1. Prepare your Arizona stop notice form
The Arizona stop notice form should include the following:
- Your name, address, and signature
- The name, address, and contact details of the party who hired you
- A description of the services that you provided or will be providing to the project
- The contract amount
- The amount of the payments made so far
- The valued amount of the services that have been provided so far
Be careful in describing and valuing the worth of the services you have so far furnished to a project. Per A.R.S. § 33-1061, you may not willfully include in your stop notice any labor or services not furnished to the property. Doing so may forfeit your right to payment and your right to lien and may also subject you to penalties.
On the other hand, minor errors on your Arizona stop notice form will not invalidate your claim as long as it has all the sufficient information listed above.
2. Serve your Arizona stop notice on the intended recipient
Serving the Arizona stop notice may be done via personal delivery or certified mail. If serving in person, be sure to hand the stop notice to a manager or responsible officer in the construction lender’s office.
Remember that the deadline for serving a stop notice in Arizona is the same as the deadline for filing a mechanics lien. Be sure that you serve your stop notice before the applicable deadline passes.
After serving your stop notice, the recipient should withhold the necessary amount from your client. Note that that withheld amount may not always be enough to cover all of your claims. There may also be other parties who have served a stop notice and who are equally entitled to the remaining balance. The withheld money is typically distributed among all entitled parties after successfully enforcing the stop notice.
When do you enforce an Arizona stop notice?

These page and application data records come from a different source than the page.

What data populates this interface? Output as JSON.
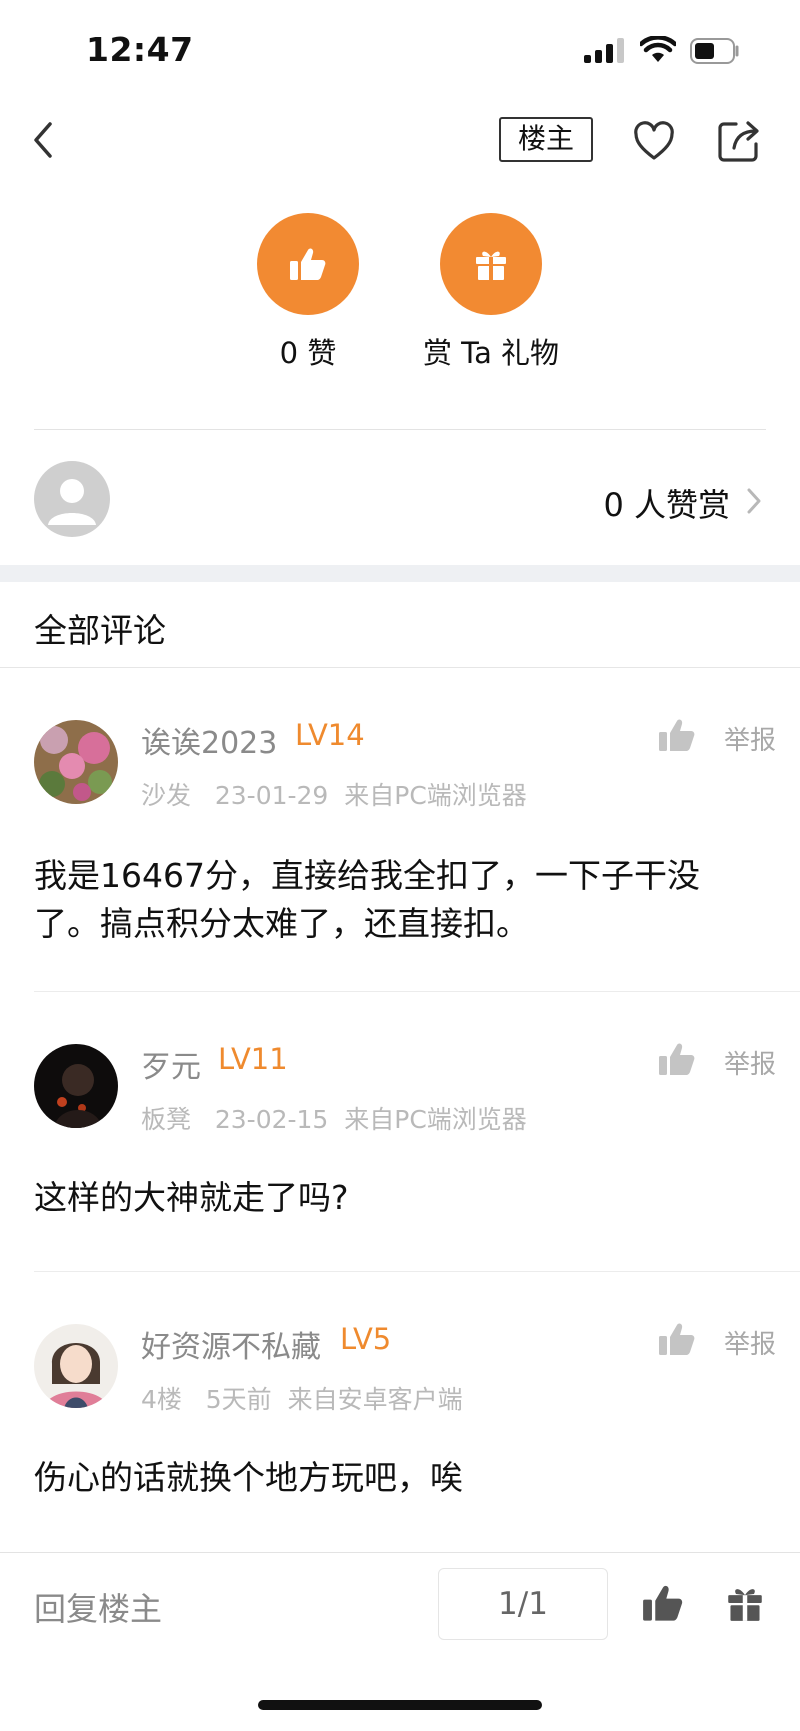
{
  "status_bar": {
    "time": "12:47"
  },
  "nav": {
    "owner_label": "楼主"
  },
  "reward": {
    "like_label": "0 赞",
    "gift_label": "赏 Ta 礼物"
  },
  "supporters": {
    "label": "0 人赞赏"
  },
  "section_title": "全部评论",
  "comments": [
    {
      "name": "诶诶2023",
      "level": "LV14",
      "floor": "沙发",
      "date": "23-01-29",
      "source": "来自PC端浏览器",
      "report": "举报",
      "body": "我是16467分，直接给我全扣了，一下子干没了。搞点积分太难了，还直接扣。"
    },
    {
      "name": "歹元",
      "level": "LV11",
      "floor": "板凳",
      "date": "23-02-15",
      "source": "来自PC端浏览器",
      "report": "举报",
      "body": "这样的大神就走了吗?"
    },
    {
      "name": "好资源不私藏",
      "level": "LV5",
      "floor": "4楼",
      "date": "5天前",
      "source": "来自安卓客户端",
      "report": "举报",
      "body": "伤心的话就换个地方玩吧，唉"
    }
  ],
  "bottom_bar": {
    "reply_placeholder": "回复楼主",
    "page": "1/1"
  },
  "colors": {
    "accent": "#f28a32",
    "level": "#ef8a2e",
    "muted": "#8a8a8a"
  }
}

Enforcing an Arizona stop notice is done if, after serving your notice, the hiring party or any of the above-chain parties still did not pay up. In this case, you must enforce a stop notice by filing a lawsuit. If the suit is successful, the owner and/or the lender will be required to pay you using the withheld amount.

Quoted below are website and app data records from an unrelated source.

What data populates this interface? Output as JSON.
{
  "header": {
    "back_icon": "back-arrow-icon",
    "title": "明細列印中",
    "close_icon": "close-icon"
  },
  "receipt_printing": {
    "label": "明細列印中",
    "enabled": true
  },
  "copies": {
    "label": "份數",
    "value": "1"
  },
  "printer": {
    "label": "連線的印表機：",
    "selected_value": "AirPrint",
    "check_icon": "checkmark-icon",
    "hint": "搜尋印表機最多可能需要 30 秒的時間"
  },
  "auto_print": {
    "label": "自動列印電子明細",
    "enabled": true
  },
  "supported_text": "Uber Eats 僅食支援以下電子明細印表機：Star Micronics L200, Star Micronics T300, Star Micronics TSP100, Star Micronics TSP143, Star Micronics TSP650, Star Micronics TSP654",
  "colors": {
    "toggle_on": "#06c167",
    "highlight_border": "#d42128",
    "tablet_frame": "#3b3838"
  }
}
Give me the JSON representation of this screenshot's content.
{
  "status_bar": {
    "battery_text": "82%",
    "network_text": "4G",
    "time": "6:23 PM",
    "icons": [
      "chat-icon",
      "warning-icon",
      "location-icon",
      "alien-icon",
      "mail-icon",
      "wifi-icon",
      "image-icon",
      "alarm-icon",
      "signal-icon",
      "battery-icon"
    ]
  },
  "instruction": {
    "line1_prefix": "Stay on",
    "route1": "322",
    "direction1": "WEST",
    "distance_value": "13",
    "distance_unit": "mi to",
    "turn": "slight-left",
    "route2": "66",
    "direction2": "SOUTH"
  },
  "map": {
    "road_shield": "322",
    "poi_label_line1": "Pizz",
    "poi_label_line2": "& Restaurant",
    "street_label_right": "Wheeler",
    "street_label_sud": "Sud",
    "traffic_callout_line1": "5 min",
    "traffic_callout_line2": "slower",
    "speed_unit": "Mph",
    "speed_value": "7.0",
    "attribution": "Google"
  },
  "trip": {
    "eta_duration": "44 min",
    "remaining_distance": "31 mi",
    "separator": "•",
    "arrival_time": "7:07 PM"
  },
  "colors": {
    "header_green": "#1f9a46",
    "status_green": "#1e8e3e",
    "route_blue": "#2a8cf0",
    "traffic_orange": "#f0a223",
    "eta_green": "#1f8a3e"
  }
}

The deadline for enforcing a stop notice is in 10 days after service. However, note that you may not enforce a stop notice in Arizona 3 months after the mechanics lien deadline expires.
After initiating action to enforce a stop notice, you have 5 days to serve a Notice of Commencement of Action on the property owner or the construction lender. This notice must be served in the same method you chose to serve the stop notice (either personal delivery or certified mail).
Failing to notify the owner or the lender properly will invalidate your stop notice, resulting in the release of the previously withheld funds.
If your enforcement action is successful, you have the right to recover your attorney costs. This ensures that you can potentially re-earn all the money you spent pursuing your payment, assuming there are enough funds.
Best practices for serving an Arizona stop notice
1. Serve a 20-day preliminary notice to protect your stop notice rights
In Arizona, you have no stop notice rights unless you served a valid 20-day preliminary notice as required by the law. You must ensure that you serve an Arizona preliminary notice on time because you are not only preserving your lien rights but also protecting your right to serve a stop notice.
2. Do not inflate your payment claim
When writing down the services that you have so far furnished to a project, be sure to stay as accurate as possible. You may not include in your stop notice any form of service you have not provided, and you must not inflate the amount of your claim. Doing so will be detrimental not only to the validity of your stop notice but also to your lien rights.
3. Remember to serve the Notice of Commencement of Action
After filing a lawsuit to enforce a stop notice, remember to notify the owner and the lender by serving a Notice of Commencement of Action. This lets them know that you have filed a lawsuit. If you missed this step and forgot to serve a Notice of Commencement of Action, your stop notice will not be successfully enforced and the withheld funds will be released.